Interweaving: Khaldoun Samman on the Changing Face of Islamophobia and Colonial Discourse

66 Khaldoun SammanAs part of my occasional series of “Interweaving” conversations, I recently interviewed Khaldoun Samman, Associate Professor of Sociology at Macalester College in St. Paul, Minnesota.  Samman teaches a range of courses in social theory, social problems, and the complex relations between “Islam” and “the West” and is the author of the recently-published book Clash of Modernities: The Islamist Challenge to Jewish, Turkish and Arab Nationalism, published in December 2010 by Paradigm Publishers.  

JC: Since 9/11 we have seen a proliferation of Islamophobic discourses that have shaped a wide range of public debates about everything from immigration policy to the prosecution of the “global war on terrorism” to the politics of human rights.  What role does sexuality play in some of these emerging discourses?

Back to Gaza

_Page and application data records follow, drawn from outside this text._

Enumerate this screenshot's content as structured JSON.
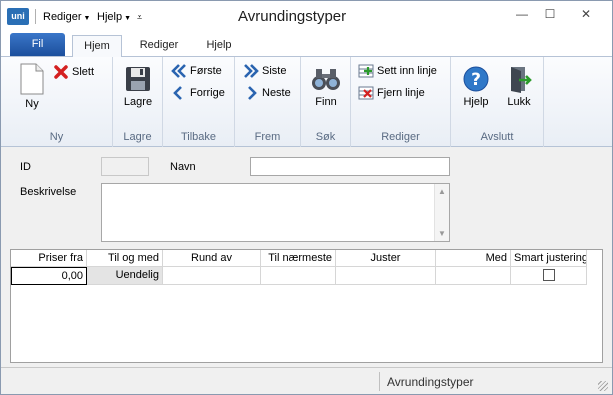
{
  "titlebar": {
    "app_logo": "uni",
    "menu_rediger": "Rediger",
    "menu_hjelp": "Hjelp",
    "title": "Avrundingstyper",
    "minimize": "—",
    "maximize": "☐",
    "close": "✕"
  },
  "tabs": {
    "fil": "Fil",
    "hjem": "Hjem",
    "rediger": "Rediger",
    "hjelp": "Hjelp"
  },
  "ribbon": {
    "ny": {
      "new_label": "Ny",
      "delete_label": "Slett",
      "group": "Ny"
    },
    "lagre": {
      "label": "Lagre",
      "group": "Lagre"
    },
    "tilbake": {
      "first": "Første",
      "previous": "Forrige",
      "group": "Tilbake"
    },
    "frem": {
      "last": "Siste",
      "next": "Neste",
      "group": "Frem"
    },
    "sok": {
      "label": "Finn",
      "group": "Søk"
    },
    "rediger": {
      "insert_row": "Sett inn linje",
      "remove_row": "Fjern linje",
      "group": "Rediger"
    },
    "avslutt": {
      "help": "Hjelp",
      "close": "Lukk",
      "group": "Avslutt"
    }
  },
  "form": {
    "id_label": "ID",
    "id_value": "",
    "name_label": "Navn",
    "name_value": "",
    "description_label": "Beskrivelse",
    "description_value": ""
  },
  "grid": {
    "columns": [
      "Priser fra",
      "Til og med",
      "Rund av",
      "Til nærmeste",
      "Juster",
      "Med",
      "Smart justering"
    ],
    "rows": [
      {
        "priser_fra": "0,00",
        "til_og_med": "Uendelig",
        "rund_av": "",
        "til_naermeste": "",
        "juster": "",
        "med": "",
        "smart_justering": false
      }
    ]
  },
  "status": {
    "text": "Avrundingstyper"
  },
  "colors": {
    "accent": "#1c4f9c",
    "ribbon_label": "#596a82"
  }
}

During the past couple of years I have written occasionally about the Free Gaza project, a significant international solidarity effort designed to break the Israeli siege of the Gaza Strip and, more generally, call attention to the blockade's impact on the population of Gaza.  A new flotilla of boats is now on the way to Gaza, and of course the world is wondering how the Netanyahu government will respond.  The Jerusalem Post reports that Israeli forces have been training in "crowd-dispersion techniques which it may need to use to commandeer the vessels."  Meanwhile, one al-Jazeera journalist is getting a little fed up with the attitude of the activists.  Stay tuned.  In the meantime, the activists have created a very useful site,, which allows you to follow the progress of the boats.